PROMPT -
Find the string "legend" in the records. Copy each line that has it.

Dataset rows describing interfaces
───
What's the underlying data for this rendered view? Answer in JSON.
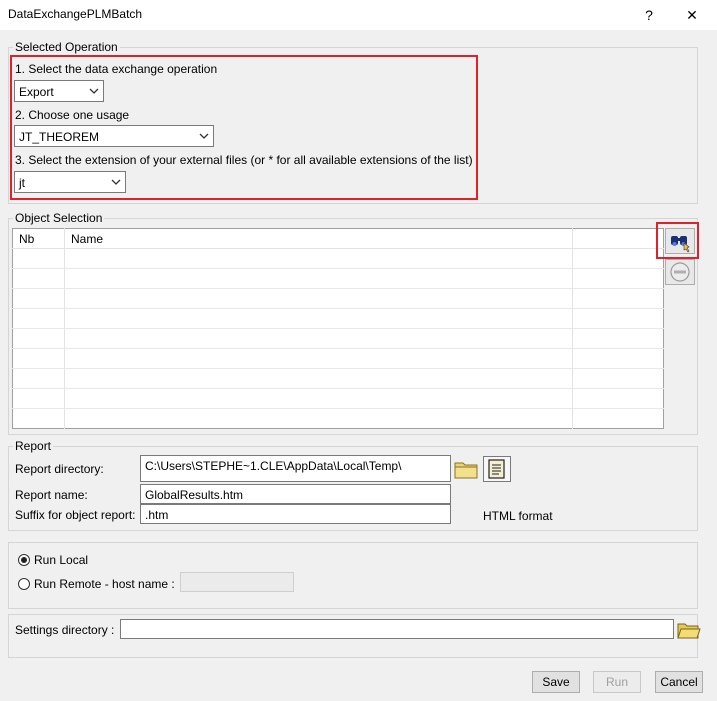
{
  "window": {
    "title": "DataExchangePLMBatch",
    "help": "?",
    "close": "✕"
  },
  "selected_operation": {
    "legend": "Selected Operation",
    "step1_label": "1. Select the data exchange operation",
    "step1_value": "Export",
    "step2_label": "2. Choose one usage",
    "step2_value": "JT_THEOREM",
    "step3_label": "3. Select the extension of your external files (or * for all available extensions of the list)",
    "step3_value": "jt"
  },
  "object_selection": {
    "legend": "Object Selection",
    "columns": [
      "Nb",
      "Name",
      ""
    ]
  },
  "report": {
    "legend": "Report",
    "dir_label": "Report directory:",
    "dir_value": "C:\\Users\\STEPHE~1.CLE\\AppData\\Local\\Temp\\",
    "name_label": "Report name:",
    "name_value": "GlobalResults.htm",
    "suffix_label": "Suffix for object report:",
    "suffix_value": ".htm",
    "format_text": "HTML format"
  },
  "run": {
    "local_label": "Run Local",
    "remote_label": "Run Remote - host name :",
    "host_value": "",
    "selected": "local"
  },
  "settings": {
    "label": "Settings directory :",
    "value": ""
  },
  "buttons": {
    "save": "Save",
    "run": "Run",
    "cancel": "Cancel"
  },
  "colors": {
    "highlight": "#e0202a",
    "background": "#f0f0f0"
  }
}
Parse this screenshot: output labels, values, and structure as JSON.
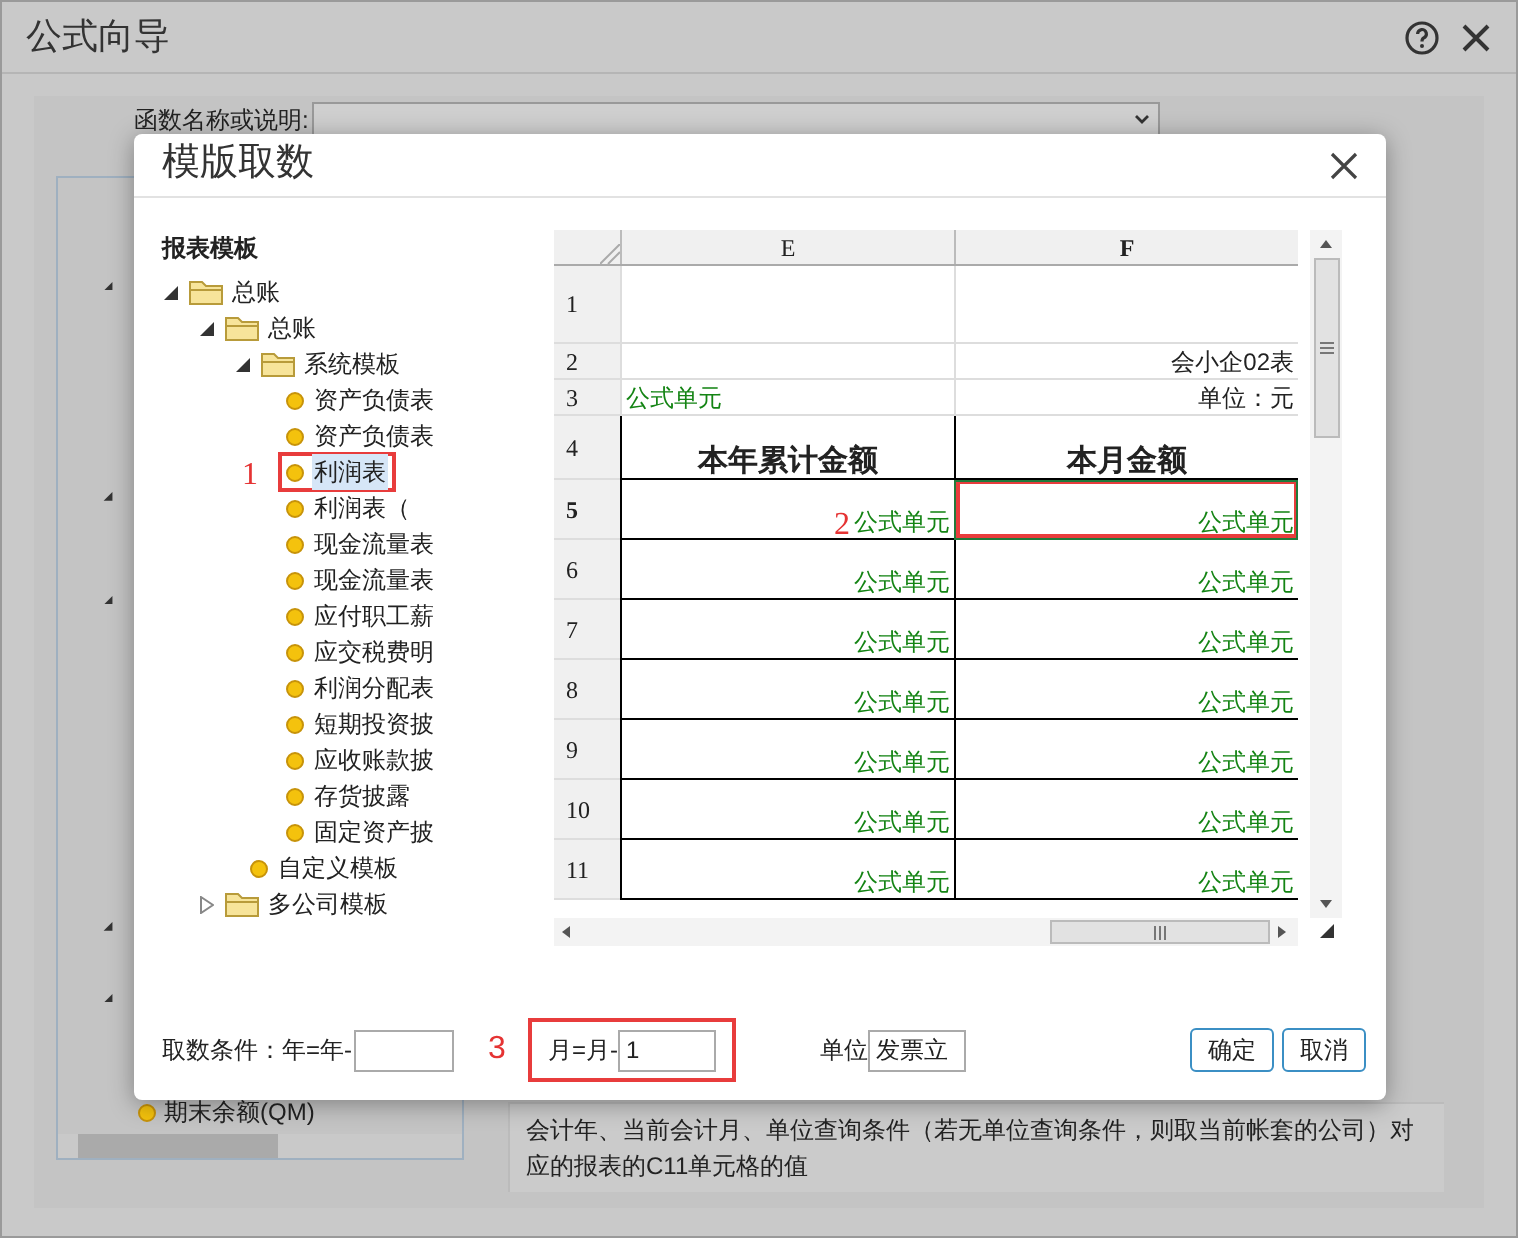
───
TASK OUTPUT -
    "legend": "Selected Operation",
    "legend": "Object Selection",
    "legend": "Report",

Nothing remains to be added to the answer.